Increasing interest in cyber-physical systems with integrated computational and physical capabilities that can interact with humans can be identified in research and practice. Since these systems can be classified as safety- and security-critical systems the need for safety and security assurance and certification will grow. Moreover, these systems are typically characterized by fragmentation, interconnectedness, heterogeneity, short release cycles, cross organizational nature and high interference between safety and security requirements. These properties combined with the assurance of compliance to multiple standards, carrying out certification and re-certification, and the lack of an approach to model, document and integrate safety and security requirements represent a major challenge. In order to address this gap we developed a domain agnostic approach to model security and safety requirements in an integrated view to support certification processes during design and run-time phases of cyber-physical systems.

Lever, K. E., Kifayat, K., Merabti, M..  2015.  Identifying interdependencies using attack graph generation methods. 2015 11th International Conference on Innovations in Information Technology (IIT). :80–85.

Information and communication technologies have augmented interoperability and rapidly advanced varying industries, with vast complex interconnected networks being formed in areas such as safety-critical systems, which can be further categorised as critical infrastructures. What also must be considered is the paradigm of the Internet of Things which is rapidly gaining prevalence within the field of wireless communications, being incorporated into areas such as e-health and automation for industrial manufacturing. As critical infrastructures and the Internet of Things begin to integrate into much wider networks, their reliance upon communication assets by third parties to ensure collaboration and control of their systems will significantly increase, along with system complexity and the requirement for improved security metrics.
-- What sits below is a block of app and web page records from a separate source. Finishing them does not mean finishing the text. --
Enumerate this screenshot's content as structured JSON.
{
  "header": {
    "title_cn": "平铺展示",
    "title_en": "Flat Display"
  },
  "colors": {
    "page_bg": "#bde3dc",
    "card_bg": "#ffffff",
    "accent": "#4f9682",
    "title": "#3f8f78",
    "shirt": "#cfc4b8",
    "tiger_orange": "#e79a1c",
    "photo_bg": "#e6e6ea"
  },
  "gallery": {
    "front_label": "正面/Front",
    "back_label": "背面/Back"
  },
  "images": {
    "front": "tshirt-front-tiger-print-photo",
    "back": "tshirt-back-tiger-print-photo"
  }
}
We present a critical analysis of the risk assessment methods developed for generating attack graphs. The failings of these existing schemas include the inability to accurately identify the relationships and interdependencies between the risks and the reduction of attack graph size and generation complexity. Many existing methods also fail due to the heavy reliance upon the input, identification of vulnerabilities, and analysis of results by human intervention. Conveying our work, we outline our approach to modelling interdependencies within large heterogeneous collaborative infrastructures, proposing a distributed schema which utilises network modelling and attack graph generation methods, to provide a means for vulnerabilities, exploits and conditions to be represented within a unified model.